Deadline NOW: Andrew Jorgensen and Robert Shiels
Views: 542

Deadline NOW: Andrew Jorgensen and Robert Shiels

Friday, February 11, 2011

Now that the so-called "Groundhog Day Storm" of 2011 and "surprise" snowfall of February 5 have come and gone, host Jack Lessenberry explores the art and science of weather forecasting and the issue of climate change with Robert Shiels, Chief Meteorologist for WTOL-TV in Toledo, and Professor Andrew Jorgensen of the University of Toledo.

Robert "Bobby" Shiels earned a Bachelor of Science degree in meteorology from the University of Michigan. He holds the American Meteorological Society's Seal of Approval for television excellence. He now does the forecast for News 11 at 5:00, News 11 at 6:00, and News 11 at 11:00.

Dr. Jorgensen is a noted authority on climate change and has served as a Senior Fellow for the National Council for Science and the Environment. He is the Director of General Chemistry studies at the University of Toledo.

Jack Lessenberry's Final Thoughts for Friday, February 11, 2011:

Toward the beginning of last week they began telling us that the mother of all snowstorms was approaching the Detroit area.It would hit Tuesday night and Wednesday morning, and we’d get a foot of snow. Maybe fifteen inches. But when it was all over Wednesday, the snowfall where I live measured only a little over five inches. We’d hoarded all that salt pork and hardtack for nothing.

Three days later, on Saturday, the forecast was that we might get an inch or so of new snow after dark. So we went to a Bar Mitzvah celebration that morning and walked out three hours later -- into a blizzard that left more than six inches on the ground.

So despite modern science, the weather can still be stubbornly perverse on any given day. To me, there’s something sort of charming in this; in the fact that we still can’t completely domesticate the climate. But I am also a bit in awe of what the forecasters are able to accomplish. They were able to tell us that a major snowstorm was headed this way days before the first snowflake drifted down.

That’s pretty impressive. I’ve known a number of meteorologists in my life, some of whom had very impressive backgrounds. One had been a bomber pilot who spent more than a year in a Nazi prison camp. The other was an Air Force intelligence officer.

Both knew how crucial accurate weather reports can be, especially in wartime. Calling the weather correctly was essential to the success of the D-Day invasion, for example.

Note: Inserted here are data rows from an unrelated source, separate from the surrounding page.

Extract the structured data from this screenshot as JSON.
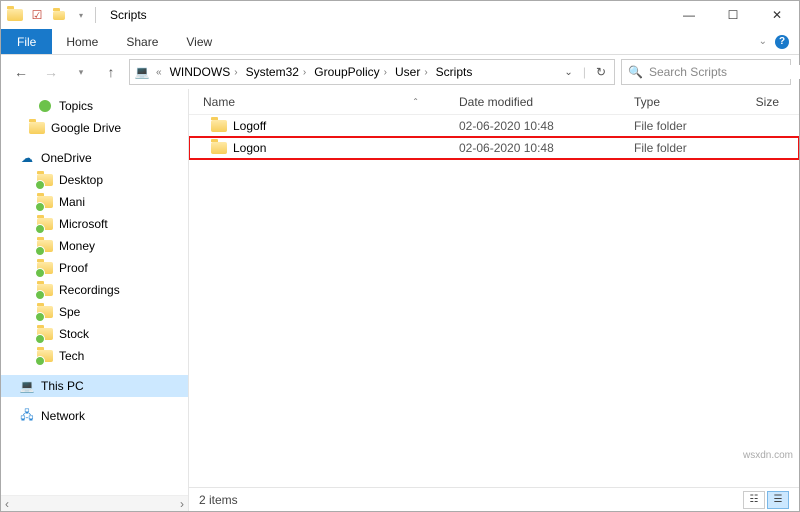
{
  "window": {
    "title": "Scripts"
  },
  "ribbon": {
    "file": "File",
    "tabs": [
      "Home",
      "Share",
      "View"
    ]
  },
  "breadcrumbs": [
    "WINDOWS",
    "System32",
    "GroupPolicy",
    "User",
    "Scripts"
  ],
  "search": {
    "placeholder": "Search Scripts"
  },
  "tree": {
    "section1": [
      {
        "label": "Topics",
        "icon": "topics"
      },
      {
        "label": "Google Drive",
        "icon": "folder"
      }
    ],
    "onedrive": {
      "label": "OneDrive",
      "icon": "cloud"
    },
    "onedrive_children": [
      {
        "label": "Desktop"
      },
      {
        "label": "Mani"
      },
      {
        "label": "Microsoft"
      },
      {
        "label": "Money"
      },
      {
        "label": "Proof"
      },
      {
        "label": "Recordings"
      },
      {
        "label": "Spe"
      },
      {
        "label": "Stock"
      },
      {
        "label": "Tech"
      }
    ],
    "this_pc": {
      "label": "This PC"
    },
    "network": {
      "label": "Network"
    }
  },
  "columns": {
    "name": "Name",
    "date": "Date modified",
    "type": "Type",
    "size": "Size"
  },
  "rows": [
    {
      "name": "Logoff",
      "date": "02-06-2020 10:48",
      "type": "File folder",
      "highlighted": false
    },
    {
      "name": "Logon",
      "date": "02-06-2020 10:48",
      "type": "File folder",
      "highlighted": true
    }
  ],
  "status": {
    "text": "2 items"
  },
  "watermark": "wsxdn.com"
}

That, however, was not why either went into meteorology.One of them told me once, “look. Some people like politics, some don’t. Some are crazy about sports. Other people can’t tell a basketball from a barn door. But all of them want to know about the weather. Everybody is fascinated by the weather.”

Everyone, he calculated, including pretty women, would always want to talk to him, because he could tell them about the weather.

I’ve always wondered what happened to his social life on those occasions when his forecasts were wrong. With climate change a new factor to be reckoned with, weather forecasting in the twenty-first century is likely to be as interesting a career as ever.

And perhaps even more difficult. I hope you’ll be back with us next time. For Deadline Now, I’m Jack Lessenberry.

 

Comments